Translated by Don Bartlett. The Last Fix is a very enjoyable, if ultimately sad, police procedural set in Oslo, Norway. Katrine, a young woman who works part-time in a travel agent, is attacked by a customer demanding money. Shaken by this event, Katrine's older colleague, Elise, makes the girl admit that the attack had something to do with her past. The events and mystery of Katrine's past are the driving force of what follows.
The framework of the novel is a staple classic of crime-fiction: there is a group of witnesses and possible suspects; the police interview them all and try to reconstruct the crime and hence find out who was responsible for a particularly cruel murder. In parallel, under the surface, the story is replete with acutely presented social commentary and insight. Broadly, there are two main elements to the investigation: the victim's current lifestyle and associates; and the group of older people, at least one or more of whom must have figured in the past. Revelations come from within both elements which lead to an eventual solution, but the truth only emerges when the past is fully uncovered and the police can make the complete deduction.
In common with the best of crime fiction, this novel is much to do with false perceptions and the author's ability, aided and abetted by translator supreme, Don Bartlett, to throw the reader off the track, both directly and via letting the reader draw the wrong conclusion from what some of the witnesses say or think. Re-reading the first chapter of the book near the end, when the visit to the travel agent's is retold from another point of view, is one of many examples in which it can be seen how the police, other characters and the reader can be fooled into making the wrong assumption. The very title of the novel also falls into this category.
I highly recommend this absorbing novel. A review is too brief a space to touch on all the aspects of it that I liked, but there is lots of black humour and observational philosophy in the interplay between the police, and a genuine, deep humanity in the initially sparse but gradually fleshed-out tale of the central character.
The publisher (Faber) is not very helpful in first, publishing this series out of order (in translation); and second in not providing a chronological list of the titles in the front of the book.
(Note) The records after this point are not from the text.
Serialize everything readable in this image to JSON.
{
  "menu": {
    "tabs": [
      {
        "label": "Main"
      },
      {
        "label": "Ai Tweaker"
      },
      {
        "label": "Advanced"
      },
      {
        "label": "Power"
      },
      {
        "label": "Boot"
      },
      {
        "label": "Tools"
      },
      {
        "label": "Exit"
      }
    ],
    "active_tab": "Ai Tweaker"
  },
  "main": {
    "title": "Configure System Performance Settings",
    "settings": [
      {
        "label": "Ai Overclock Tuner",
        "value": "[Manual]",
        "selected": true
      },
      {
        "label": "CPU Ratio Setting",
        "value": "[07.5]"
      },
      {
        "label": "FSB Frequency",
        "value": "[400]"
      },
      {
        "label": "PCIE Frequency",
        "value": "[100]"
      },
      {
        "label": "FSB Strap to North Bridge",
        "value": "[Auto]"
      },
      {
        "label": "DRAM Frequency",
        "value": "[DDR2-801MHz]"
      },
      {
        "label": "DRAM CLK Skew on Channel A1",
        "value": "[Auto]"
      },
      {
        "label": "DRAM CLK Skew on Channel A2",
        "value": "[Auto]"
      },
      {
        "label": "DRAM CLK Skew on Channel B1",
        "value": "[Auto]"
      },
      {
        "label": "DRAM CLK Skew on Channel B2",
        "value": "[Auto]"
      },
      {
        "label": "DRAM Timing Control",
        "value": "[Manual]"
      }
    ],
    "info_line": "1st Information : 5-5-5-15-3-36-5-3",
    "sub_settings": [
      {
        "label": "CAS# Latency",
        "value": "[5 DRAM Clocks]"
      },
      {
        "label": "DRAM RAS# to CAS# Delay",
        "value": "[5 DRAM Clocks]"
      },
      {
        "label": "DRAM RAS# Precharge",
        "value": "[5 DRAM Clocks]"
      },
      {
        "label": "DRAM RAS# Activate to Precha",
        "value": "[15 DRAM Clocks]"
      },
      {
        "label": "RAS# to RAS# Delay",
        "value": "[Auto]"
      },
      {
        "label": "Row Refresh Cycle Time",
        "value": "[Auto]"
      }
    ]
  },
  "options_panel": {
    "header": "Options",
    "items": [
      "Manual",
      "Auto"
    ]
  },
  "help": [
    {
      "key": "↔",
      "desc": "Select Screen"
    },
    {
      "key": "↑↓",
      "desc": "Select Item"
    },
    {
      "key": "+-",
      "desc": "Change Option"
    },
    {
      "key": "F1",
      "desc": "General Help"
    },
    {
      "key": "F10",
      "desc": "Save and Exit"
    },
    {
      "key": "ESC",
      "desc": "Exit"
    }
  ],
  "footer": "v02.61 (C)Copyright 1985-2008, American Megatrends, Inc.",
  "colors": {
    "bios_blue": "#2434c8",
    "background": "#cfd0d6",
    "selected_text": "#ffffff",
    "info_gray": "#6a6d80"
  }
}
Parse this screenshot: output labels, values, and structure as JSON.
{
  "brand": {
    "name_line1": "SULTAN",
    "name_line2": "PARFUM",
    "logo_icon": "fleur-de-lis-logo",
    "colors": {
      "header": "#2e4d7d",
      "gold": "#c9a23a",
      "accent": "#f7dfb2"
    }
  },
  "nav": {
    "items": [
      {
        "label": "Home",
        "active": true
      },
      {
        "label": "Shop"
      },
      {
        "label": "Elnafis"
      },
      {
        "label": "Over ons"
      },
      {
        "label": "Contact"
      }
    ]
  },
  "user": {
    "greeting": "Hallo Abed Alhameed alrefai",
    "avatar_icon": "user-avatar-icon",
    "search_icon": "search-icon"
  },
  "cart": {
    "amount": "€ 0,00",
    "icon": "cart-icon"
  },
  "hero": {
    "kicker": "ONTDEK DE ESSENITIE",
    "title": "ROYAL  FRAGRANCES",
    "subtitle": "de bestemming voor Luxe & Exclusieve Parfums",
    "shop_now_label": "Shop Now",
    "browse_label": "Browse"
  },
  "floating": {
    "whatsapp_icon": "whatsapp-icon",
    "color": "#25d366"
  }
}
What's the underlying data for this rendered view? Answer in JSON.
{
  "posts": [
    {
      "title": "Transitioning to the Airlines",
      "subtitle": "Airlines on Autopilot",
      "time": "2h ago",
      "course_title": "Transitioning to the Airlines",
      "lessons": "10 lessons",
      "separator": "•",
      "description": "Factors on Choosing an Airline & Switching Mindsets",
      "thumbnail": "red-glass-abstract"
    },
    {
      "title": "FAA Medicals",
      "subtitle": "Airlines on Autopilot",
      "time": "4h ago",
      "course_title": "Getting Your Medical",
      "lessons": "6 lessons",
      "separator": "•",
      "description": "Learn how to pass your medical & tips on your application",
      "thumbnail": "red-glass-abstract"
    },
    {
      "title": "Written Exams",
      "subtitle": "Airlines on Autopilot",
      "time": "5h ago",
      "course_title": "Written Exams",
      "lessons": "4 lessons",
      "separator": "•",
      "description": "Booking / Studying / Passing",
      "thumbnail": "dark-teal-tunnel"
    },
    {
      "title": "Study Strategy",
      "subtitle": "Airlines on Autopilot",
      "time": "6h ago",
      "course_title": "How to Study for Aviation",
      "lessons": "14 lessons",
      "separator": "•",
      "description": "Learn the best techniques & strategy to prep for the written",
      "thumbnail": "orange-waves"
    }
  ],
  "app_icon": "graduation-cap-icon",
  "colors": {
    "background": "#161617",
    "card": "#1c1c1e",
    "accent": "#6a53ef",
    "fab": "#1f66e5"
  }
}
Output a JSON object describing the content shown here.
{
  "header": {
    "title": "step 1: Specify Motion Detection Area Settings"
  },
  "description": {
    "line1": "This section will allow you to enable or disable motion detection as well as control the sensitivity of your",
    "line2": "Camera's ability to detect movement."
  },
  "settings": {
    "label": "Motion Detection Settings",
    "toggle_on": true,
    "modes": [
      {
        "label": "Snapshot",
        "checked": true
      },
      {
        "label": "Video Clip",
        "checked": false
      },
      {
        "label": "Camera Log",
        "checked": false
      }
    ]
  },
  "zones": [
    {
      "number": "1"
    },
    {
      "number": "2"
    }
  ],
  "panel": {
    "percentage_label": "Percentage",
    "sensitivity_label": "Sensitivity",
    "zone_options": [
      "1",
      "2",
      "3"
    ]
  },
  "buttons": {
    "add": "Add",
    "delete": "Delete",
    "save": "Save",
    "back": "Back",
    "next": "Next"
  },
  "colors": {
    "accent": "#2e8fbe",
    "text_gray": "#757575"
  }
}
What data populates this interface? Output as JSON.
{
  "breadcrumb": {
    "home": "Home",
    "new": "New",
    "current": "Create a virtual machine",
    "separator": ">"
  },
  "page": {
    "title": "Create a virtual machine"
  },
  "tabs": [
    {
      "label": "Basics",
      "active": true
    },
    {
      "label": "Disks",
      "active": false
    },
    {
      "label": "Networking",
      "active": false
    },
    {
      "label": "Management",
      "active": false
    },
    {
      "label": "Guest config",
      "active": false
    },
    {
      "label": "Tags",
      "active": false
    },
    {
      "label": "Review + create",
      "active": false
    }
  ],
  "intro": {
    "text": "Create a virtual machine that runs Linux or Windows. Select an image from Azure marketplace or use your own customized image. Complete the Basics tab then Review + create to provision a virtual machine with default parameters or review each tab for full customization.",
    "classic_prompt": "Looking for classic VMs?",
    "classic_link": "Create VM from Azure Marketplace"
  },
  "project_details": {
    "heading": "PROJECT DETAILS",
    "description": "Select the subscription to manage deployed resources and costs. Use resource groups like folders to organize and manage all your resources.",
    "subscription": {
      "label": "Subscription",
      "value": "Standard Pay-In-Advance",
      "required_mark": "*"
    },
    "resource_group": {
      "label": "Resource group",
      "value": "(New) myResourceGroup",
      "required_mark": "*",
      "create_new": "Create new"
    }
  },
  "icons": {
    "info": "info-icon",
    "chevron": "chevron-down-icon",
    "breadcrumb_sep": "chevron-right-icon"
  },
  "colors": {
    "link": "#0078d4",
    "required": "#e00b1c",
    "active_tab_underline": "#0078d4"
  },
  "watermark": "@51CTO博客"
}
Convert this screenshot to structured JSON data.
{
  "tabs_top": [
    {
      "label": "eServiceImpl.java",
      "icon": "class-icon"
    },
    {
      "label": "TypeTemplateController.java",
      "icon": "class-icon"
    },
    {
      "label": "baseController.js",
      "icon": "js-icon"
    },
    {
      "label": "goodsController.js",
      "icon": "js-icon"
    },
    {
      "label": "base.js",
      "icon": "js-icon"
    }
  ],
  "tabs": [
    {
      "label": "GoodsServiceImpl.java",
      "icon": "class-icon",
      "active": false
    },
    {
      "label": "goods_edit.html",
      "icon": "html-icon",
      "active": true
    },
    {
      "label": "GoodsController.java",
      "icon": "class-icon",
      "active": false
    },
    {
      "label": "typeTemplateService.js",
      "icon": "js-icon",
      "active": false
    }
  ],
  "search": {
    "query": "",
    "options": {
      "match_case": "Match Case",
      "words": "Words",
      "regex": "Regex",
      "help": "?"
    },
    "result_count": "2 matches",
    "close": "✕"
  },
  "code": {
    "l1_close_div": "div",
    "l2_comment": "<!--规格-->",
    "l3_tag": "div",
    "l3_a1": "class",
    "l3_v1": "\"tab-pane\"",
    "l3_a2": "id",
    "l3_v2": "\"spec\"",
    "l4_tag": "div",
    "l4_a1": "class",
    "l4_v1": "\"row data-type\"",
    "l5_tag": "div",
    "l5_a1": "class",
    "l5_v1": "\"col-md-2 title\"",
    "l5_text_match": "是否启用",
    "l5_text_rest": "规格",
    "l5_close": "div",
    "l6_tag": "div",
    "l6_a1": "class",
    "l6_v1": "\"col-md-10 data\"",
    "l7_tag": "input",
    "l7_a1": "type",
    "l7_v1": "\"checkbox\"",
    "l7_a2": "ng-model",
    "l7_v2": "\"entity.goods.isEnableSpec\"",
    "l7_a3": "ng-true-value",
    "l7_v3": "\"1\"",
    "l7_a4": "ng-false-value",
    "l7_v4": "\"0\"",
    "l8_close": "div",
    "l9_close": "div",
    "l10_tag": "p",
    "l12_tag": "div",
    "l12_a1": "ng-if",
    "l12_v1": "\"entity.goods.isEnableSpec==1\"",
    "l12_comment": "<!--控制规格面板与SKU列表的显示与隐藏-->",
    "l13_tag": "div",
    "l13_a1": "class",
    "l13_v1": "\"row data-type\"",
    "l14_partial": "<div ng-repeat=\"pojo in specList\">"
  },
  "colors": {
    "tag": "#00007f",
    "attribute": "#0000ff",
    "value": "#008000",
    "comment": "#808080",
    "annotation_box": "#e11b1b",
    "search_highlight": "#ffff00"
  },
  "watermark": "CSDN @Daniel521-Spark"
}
The Last Fix is the most recent to be published in English, but in fact is second in the series as a whole. The other two that have been translated so far are The Man in the Window (no 3) and The Fourth Man (no 5).
The full version of this review is at my blog, Petrona.